“It is more blessed to give than to receive” seems to be the general assumption among those who have relative material prosperity. It certainly is a joy to give.
On a recent Mother’s Day, my 7-year-old granddaughter persuaded her dad to take her to the store so she could pick out presents for her mother. She knows what her mother likes, and she enjoys giving gifts. Giving also can be not in material things but in giving of oneself. Some share professional knowledge and do helpful things such as developing a system to monitor and maintain precious wells that provide water for communities whose water-needs shape their lives. Some, as teachers, give their creativity and energy to draw out the best from students. Some give to others a listening ear and a sense of being loved and important. There are so many ways to give oneself.
Some people are very willing to give to others, but never acknowledge any need themselves and therefore avoid the experience of receiving. I think receiving is a gift in itself. When I took my first unit of Clinical Pastoral Education in a local hospital, I was given a badge that included my name and the title of chaplain.
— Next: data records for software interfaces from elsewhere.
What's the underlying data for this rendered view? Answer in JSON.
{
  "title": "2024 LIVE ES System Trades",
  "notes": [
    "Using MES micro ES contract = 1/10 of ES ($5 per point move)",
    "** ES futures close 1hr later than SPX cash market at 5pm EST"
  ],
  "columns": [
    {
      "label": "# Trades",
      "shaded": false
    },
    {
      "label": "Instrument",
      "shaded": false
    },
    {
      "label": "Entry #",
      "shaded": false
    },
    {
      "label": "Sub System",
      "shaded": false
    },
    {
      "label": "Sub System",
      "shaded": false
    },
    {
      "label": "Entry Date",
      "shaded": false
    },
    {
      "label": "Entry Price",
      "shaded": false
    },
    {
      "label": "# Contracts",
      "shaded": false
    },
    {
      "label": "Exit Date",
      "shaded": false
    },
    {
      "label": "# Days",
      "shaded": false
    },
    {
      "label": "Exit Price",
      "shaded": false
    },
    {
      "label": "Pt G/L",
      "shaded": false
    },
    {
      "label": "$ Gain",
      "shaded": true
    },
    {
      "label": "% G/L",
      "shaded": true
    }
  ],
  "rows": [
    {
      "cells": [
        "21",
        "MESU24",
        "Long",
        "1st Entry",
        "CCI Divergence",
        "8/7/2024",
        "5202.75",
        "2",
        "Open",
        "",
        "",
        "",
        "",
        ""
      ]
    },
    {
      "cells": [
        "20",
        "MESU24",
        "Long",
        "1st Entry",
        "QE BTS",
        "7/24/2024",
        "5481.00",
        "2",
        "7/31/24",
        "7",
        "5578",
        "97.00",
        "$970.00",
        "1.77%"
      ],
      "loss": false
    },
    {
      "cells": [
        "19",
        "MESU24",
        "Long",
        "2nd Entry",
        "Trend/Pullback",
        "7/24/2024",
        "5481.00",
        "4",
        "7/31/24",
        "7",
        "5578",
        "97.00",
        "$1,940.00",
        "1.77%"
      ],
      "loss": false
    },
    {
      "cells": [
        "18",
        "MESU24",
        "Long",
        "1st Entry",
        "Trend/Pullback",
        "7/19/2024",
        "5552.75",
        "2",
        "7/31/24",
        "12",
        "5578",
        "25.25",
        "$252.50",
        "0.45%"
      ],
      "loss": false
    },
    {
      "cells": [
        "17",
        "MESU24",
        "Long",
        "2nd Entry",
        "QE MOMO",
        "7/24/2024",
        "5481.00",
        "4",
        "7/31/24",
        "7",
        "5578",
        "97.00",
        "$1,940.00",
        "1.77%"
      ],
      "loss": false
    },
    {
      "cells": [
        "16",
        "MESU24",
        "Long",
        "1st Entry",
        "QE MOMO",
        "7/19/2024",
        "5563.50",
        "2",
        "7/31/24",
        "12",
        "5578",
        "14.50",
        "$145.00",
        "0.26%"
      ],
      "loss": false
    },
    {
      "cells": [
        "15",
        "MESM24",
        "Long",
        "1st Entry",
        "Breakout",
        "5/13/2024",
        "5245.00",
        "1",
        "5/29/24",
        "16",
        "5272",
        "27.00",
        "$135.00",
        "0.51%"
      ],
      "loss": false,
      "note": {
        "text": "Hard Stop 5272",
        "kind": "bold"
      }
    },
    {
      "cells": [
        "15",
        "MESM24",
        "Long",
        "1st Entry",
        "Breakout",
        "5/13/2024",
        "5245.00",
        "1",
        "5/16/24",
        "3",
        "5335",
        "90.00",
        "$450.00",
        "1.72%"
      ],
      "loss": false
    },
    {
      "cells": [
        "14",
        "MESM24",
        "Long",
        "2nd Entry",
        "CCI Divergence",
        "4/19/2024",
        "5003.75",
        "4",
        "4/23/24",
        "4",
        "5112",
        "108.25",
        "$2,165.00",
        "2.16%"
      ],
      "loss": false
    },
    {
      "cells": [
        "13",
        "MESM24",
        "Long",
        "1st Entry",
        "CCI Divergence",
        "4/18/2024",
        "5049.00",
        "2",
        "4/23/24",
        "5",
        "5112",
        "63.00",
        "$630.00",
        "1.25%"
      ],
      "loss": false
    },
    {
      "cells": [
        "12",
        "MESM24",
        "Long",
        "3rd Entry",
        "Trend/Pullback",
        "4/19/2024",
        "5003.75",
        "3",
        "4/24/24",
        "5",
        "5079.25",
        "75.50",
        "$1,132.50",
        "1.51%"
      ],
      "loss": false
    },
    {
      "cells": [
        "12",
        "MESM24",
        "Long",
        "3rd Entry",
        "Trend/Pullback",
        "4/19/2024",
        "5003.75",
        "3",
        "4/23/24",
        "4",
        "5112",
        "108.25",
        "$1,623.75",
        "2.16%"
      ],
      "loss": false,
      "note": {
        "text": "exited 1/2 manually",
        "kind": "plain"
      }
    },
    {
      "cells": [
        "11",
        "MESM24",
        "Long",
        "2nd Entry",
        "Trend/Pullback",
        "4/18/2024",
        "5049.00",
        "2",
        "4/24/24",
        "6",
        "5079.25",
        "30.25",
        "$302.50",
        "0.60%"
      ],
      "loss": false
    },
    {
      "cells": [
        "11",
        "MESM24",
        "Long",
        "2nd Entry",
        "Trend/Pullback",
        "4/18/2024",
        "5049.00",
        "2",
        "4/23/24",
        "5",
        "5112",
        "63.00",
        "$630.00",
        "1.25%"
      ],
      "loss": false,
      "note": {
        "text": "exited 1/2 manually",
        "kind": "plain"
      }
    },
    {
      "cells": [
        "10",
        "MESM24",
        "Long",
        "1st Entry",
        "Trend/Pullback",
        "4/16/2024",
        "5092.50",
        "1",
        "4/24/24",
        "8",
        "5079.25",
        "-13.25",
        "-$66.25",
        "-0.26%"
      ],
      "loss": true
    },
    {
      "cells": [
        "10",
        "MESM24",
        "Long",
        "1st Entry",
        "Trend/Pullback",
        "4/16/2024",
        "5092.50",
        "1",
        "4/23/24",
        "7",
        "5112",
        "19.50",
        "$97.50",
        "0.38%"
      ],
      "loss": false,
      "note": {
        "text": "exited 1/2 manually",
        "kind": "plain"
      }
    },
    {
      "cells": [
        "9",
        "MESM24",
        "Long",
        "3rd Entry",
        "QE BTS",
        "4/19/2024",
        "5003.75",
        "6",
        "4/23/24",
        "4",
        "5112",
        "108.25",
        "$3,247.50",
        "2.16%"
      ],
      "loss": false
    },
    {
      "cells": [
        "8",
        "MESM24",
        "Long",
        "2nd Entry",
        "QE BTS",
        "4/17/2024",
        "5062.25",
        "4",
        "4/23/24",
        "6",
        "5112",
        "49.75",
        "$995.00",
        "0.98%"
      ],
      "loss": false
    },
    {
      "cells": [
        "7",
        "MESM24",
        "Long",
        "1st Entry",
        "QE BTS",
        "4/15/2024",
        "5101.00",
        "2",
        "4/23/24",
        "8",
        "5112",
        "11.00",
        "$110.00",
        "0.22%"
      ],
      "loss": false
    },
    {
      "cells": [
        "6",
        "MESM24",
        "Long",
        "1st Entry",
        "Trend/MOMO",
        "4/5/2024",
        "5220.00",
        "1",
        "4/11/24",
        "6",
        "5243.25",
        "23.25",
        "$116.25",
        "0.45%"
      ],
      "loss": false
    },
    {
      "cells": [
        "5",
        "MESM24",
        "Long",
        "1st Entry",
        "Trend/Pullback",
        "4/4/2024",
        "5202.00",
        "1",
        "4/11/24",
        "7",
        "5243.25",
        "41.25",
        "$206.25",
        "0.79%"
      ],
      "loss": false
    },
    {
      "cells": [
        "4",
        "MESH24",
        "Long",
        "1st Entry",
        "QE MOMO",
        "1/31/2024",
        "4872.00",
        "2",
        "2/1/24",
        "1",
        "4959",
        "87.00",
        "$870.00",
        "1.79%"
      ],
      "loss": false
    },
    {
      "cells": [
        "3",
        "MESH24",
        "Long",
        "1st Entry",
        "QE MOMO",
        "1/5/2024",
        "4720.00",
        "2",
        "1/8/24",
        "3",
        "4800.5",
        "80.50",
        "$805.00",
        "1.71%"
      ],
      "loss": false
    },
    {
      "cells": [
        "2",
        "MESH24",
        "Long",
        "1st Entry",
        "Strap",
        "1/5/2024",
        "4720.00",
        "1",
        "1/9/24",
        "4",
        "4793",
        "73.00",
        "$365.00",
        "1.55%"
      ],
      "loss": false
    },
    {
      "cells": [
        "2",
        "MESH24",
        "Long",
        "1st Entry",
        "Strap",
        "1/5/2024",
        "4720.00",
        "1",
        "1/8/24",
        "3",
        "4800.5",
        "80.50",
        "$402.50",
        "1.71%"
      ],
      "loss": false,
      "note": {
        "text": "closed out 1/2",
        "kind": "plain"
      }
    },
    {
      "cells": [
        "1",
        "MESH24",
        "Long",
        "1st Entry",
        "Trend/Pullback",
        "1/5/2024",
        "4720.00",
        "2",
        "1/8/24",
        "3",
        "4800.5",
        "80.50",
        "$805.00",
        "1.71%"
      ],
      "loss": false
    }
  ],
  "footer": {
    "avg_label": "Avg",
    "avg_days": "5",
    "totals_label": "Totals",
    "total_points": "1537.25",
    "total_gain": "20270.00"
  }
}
That badge meant that I was received by people and allowed to give the services I already was able to give but had had no place where those gifts could be received. I was very grateful for the badge. Both giving and receiving are important.
The ultimate gift we celebrate at Christmas is the birth of Jesus. We have been given stories about his birth, ministry, death and resurrection. But unless we are enabled to receive the meaning of these stories, we, like many before us, miss the gift.
What is your experience of giving and receiving? In what way might you be called to do more of one or the other than you have been doing?
Who is Jesus for you? What is the gift of Christmas for you, if any?
For persons who are homeless, for newborn babies, for young families, for people who are traveling, for peace and goodwill to all we pray. Let us see the star. May we receive your gift of love.
For further reflection:
“If you knew the gift of God, and who it is who is saying to you, ‘Give me a drink,’ you would have asked him, and he would have given you living water” (See John 4: 1-26).
“Ask and you will receive, so that your joy may be complete” (See John 16: 24).